UAC: More Secure, Less Annoying
There aren't any new levels for User Account Control in the release candidate, but as with many of the control panels, the wording has changed to make some options clearer–and to make it obvious when you choose a less secure option. The User Account Control panel itself runs as a high-integrity process, so that in order to make any changes, you have to elevate (hence the shield icon on the OK button). This also helps protect the User Account Control system from malware, as does the fact that you can no longer elevate a program with a dynamic link library (.DLL) file, which could make you think you were running a Windows tool when it was actually malware.
Virtual XP Mode: Not a Solution for Everyone
In Virtual XP mode, apps running in XP show up as windows on the standard desktop and in the Windows 7 Start menu, as long as they're in the All Users group in the XP installation.
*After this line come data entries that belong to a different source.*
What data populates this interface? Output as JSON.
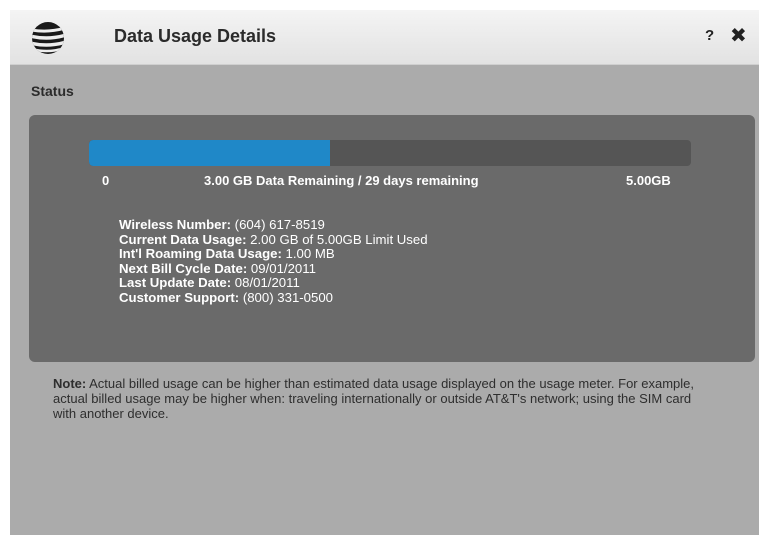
{
  "header": {
    "title": "Data Usage Details",
    "help_label": "?",
    "close_label": "✖",
    "logo_icon": "att-globe-logo"
  },
  "status": {
    "label": "Status",
    "progress_fraction": 0.4,
    "scale_min": "0",
    "scale_max": "5.00GB",
    "remaining_text": "3.00 GB Data Remaining / 29 days remaining",
    "bar_color": "#1f88c8"
  },
  "details": [
    {
      "label": "Wireless Number:",
      "value": " (604) 617-8519"
    },
    {
      "label": "Current Data Usage:",
      "value": " 2.00 GB of 5.00GB Limit Used"
    },
    {
      "label": "Int'l Roaming Data Usage:",
      "value": " 1.00 MB"
    },
    {
      "label": "Next Bill Cycle Date:",
      "value": " 09/01/2011"
    },
    {
      "label": "Last Update Date:",
      "value": " 08/01/2011"
    },
    {
      "label": "Customer Support:",
      "value": " (800) 331-0500"
    }
  ],
  "note": {
    "label": "Note:",
    "text": " Actual billed usage can be higher than estimated data usage displayed on the usage meter. For example, actual billed usage may be higher when: traveling internationally or outside AT&T's network; using the SIM card with another device."
  }
}
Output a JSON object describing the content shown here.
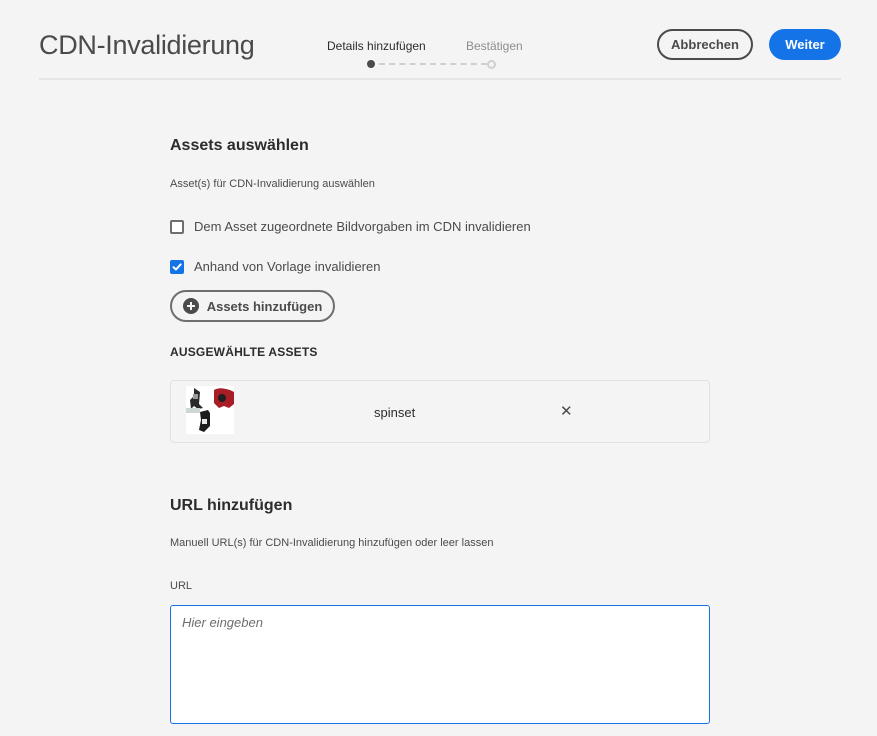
{
  "header": {
    "title": "CDN-Invalidierung",
    "steps": [
      {
        "label": "Details hinzufügen",
        "state": "active"
      },
      {
        "label": "Bestätigen",
        "state": "pending"
      }
    ],
    "cancel_label": "Abbrechen",
    "next_label": "Weiter"
  },
  "assets_section": {
    "title": "Assets auswählen",
    "description": "Asset(s) für CDN-Invalidierung auswählen",
    "options": [
      {
        "label": "Dem Asset zugeordnete Bildvorgaben im CDN invalidieren",
        "checked": false
      },
      {
        "label": "Anhand von Vorlage invalidieren",
        "checked": true
      }
    ],
    "add_button_label": "Assets hinzufügen",
    "selected_heading": "AUSGEWÄHLTE ASSETS",
    "selected": [
      {
        "name": "spinset",
        "thumbnail_icon": "spinset-thumbnail"
      }
    ]
  },
  "url_section": {
    "title": "URL hinzufügen",
    "description": "Manuell URL(s) für CDN-Invalidierung hinzufügen oder leer lassen",
    "field_label": "URL",
    "placeholder": "Hier eingeben",
    "value": ""
  },
  "colors": {
    "accent": "#1473e6",
    "background": "#f4f4f4",
    "text": "#2c2c2c"
  }
}
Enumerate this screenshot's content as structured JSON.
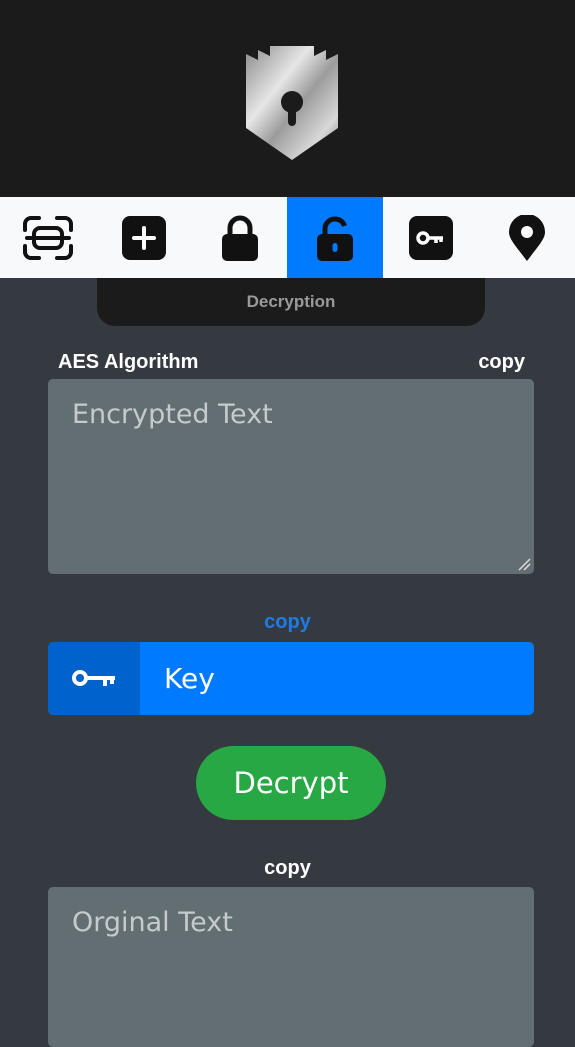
{
  "app": {
    "logo_icon": "castle-lock-icon"
  },
  "nav": {
    "items": [
      {
        "icon": "scan-icon",
        "active": false
      },
      {
        "icon": "plus-square-icon",
        "active": false
      },
      {
        "icon": "lock-icon",
        "active": false
      },
      {
        "icon": "unlock-icon",
        "active": true
      },
      {
        "icon": "key-square-icon",
        "active": false
      },
      {
        "icon": "map-pin-icon",
        "active": false
      }
    ],
    "active_color": "#007bff"
  },
  "section": {
    "title": "Decryption"
  },
  "encrypted": {
    "title": "AES Algorithm",
    "copy_label": "copy",
    "placeholder": "Encrypted Text",
    "value": ""
  },
  "key": {
    "copy_label": "copy",
    "copy_color": "#1e7be6",
    "placeholder": "Key",
    "value": "",
    "icon": "key-icon"
  },
  "decrypt_button": {
    "label": "Decrypt",
    "color": "#28a745"
  },
  "original": {
    "copy_label": "copy",
    "placeholder": "Orginal Text",
    "value": ""
  }
}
The experience thus feels more integrated in the main operating system than it would with a virtual machine and is less confusing than having the XP taskbar on top of the Windows 7 taskbar (like Sun’s VirtualBox). This is a separate download that’s still in beta and the installation and integration only work on PCs with Intel VT or AMD-V hardware support for virtualization. You also have to follow the complex set of instructions precisely and remember that you have a second copy of Windows to manage and update. Perhaps because it includes a free XP license, XP Mode doesn't work with the Home Premium version. Instead, Microsoft says it’s designed for business users (although you get support from Microsoft as long as you have the right version of Windows), and unless it gets much simpler, we agree.